Gianluca Voglino, MD, on How Health Care Workers Feel About Mandatory Influenza Vaccinations
Overall, 61% of health care workers worldwide agree with mandatory influenza vaccination, according to the results of a recent systematic review and meta-analysis.1
To examine the acceptance of this proposed practice, researchers included a total of 40 studies on the topic. The results indicated that while a majority of health care workers were accepting of the idea of mandatory influenza vaccination, the results varied based on location, profession, and prior vaccination of the participants.
Lead study author Gianluca Voglino, MD, with the department of public health and pediatric sciences at the University of Turin, in Torino, Italy, answered our questions about the study.

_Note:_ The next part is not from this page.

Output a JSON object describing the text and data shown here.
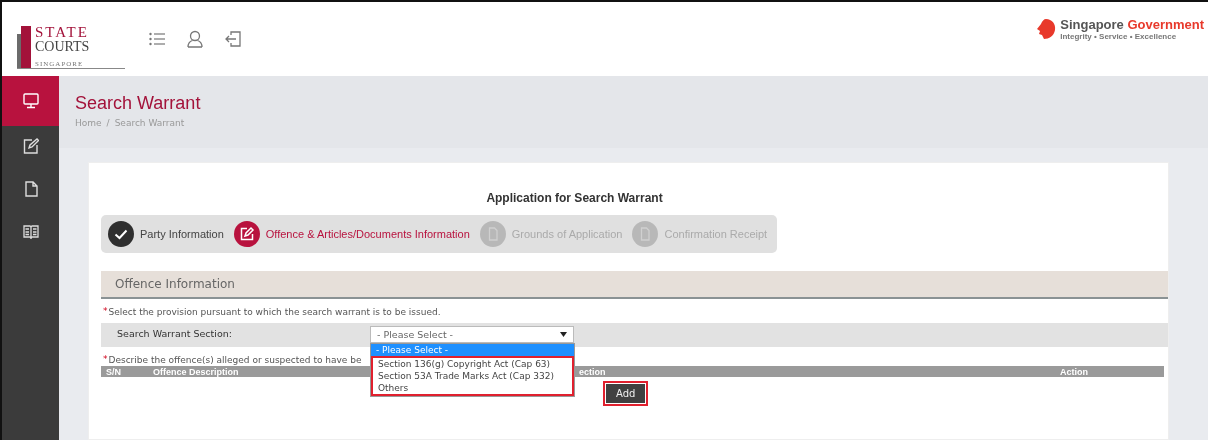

Consultant360: Your study examined the attitudes of health care workers on mandatory influenza vaccinations, as mandatory vaccination has been proposed due to low vaccination rates in this population. Why is vaccination coverage for health care workers low?
Gianluca Voglino: This is a tough question. The answer is not unique, and this is the reason why similar studies are very important. Unfortunately, different factors play a crucial role in determining vaccine hesitancy among health care workers, mainly connected to the unbalance between the perceived risk of the diseases and the perceived benefit of the vaccination. The influenza vaccine is perceived like a possible threat in front of a minimal risk of serious complications in healthy subjects. But what about the risk of spreading the infection to frail patients? We need to protect our patients first.
C360: Your results showed that health care workers who were vaccinated against influenza were more likely to favor mandatory vaccination. In your opinion, do you think vaccination of any kind will become mandatory in the United States?
GV: Mandatory vaccination policies have been debated in the last couple of years, and some countries tried to implement such policies. Since the acceptance level is not unanimous, it will be pretty hard to adopt similar policies in the United States. In the European context, National Health Services and systemic cost-benefit analyses could support national government choices. Realistically, policies promoting vaccinations by economic incentives are more likely to be implemented in the United States.
C360: Your study notes there was heterogeneity between participants living on different continents, as well as different types of health care professionals. Did any other characteristics make a difference in your results, such as age or sex?
GV: Yes. Interestingly we noticed that health care students were more in favor of mandatory vaccination policies compared with health care workers. As discussed in the paper, we think these results are promising. Health care students are the health care worker of the future, and they can push colleagues to vaccinate. Additionally, this means that the education process is raising awareness on the role of vaccination in preventing disease.
C360: Your study mentions that mandatory vaccination will be considered more frequently as pandemics with similar symptoms become widespread. Did the COVID-19 pandemic, which has similar symptoms to influenza, play a role in these results?
GV: The COVID-19 pandemic did not play a role in our results, as the studies included in the review were conducted before the COVID-19 outbreak. Nevertheless, the results can play a role in determining the policies in response to the pandemic. Preventing influenza can be crucial for several reasons, such as avoiding hospital overcrowding, health care worker absenteeism, and saving resources to face the pandemic. We do not want to waste energy fighting preventable diseases. The majority of health care workers favored this view even before the pandemic, in relatively peaceful times. Now we are fighting a war.
C360: What are the key take-home messages from your study? How can they be implemented into clinical practice?
GV: We can say that most of the health care workers favor mandatory influenza vaccination policies. These can lead to an increase in their implementation, from local to national government levels.
Additionally, we saw that students are more in favor of these policies. This can be associated with an increased awareness of the role of vaccination in the young generations and could lead to long-term benefits if the academic world is able to maintain this increased awareness.
C360: What is the next step for research concerning mandatory influenza vaccination in health care workers?
GV: Our research tries to summarize the existing evidence on this topic. Nevertheless, as physicians we used a biomedical approach to address the issue and to give a quantitative measure of the acceptance of this specific vaccination. Further research should be performed in order to assess different aspects of the topic. In particular, it would be interesting to involve sociologists, psychologists, and anthropologists to evaluate the cultural aspects of vaccination, even more so if studying the topic on a worldwide scale. Furthermore, it would be of great interest studying how the COVID-19 pandemic influenced the opinion of health care workers on this topic.
- Gualano MR, Corradi A, Voglino G, et al. Healthcare workers’ (HCWs) attitudes towards mandatory influenza vaccination: a systematic review and meta-analysis. Vaccine. 2021;39(6):901-914. doi:/10.1016/j.vaccine.2020.12.061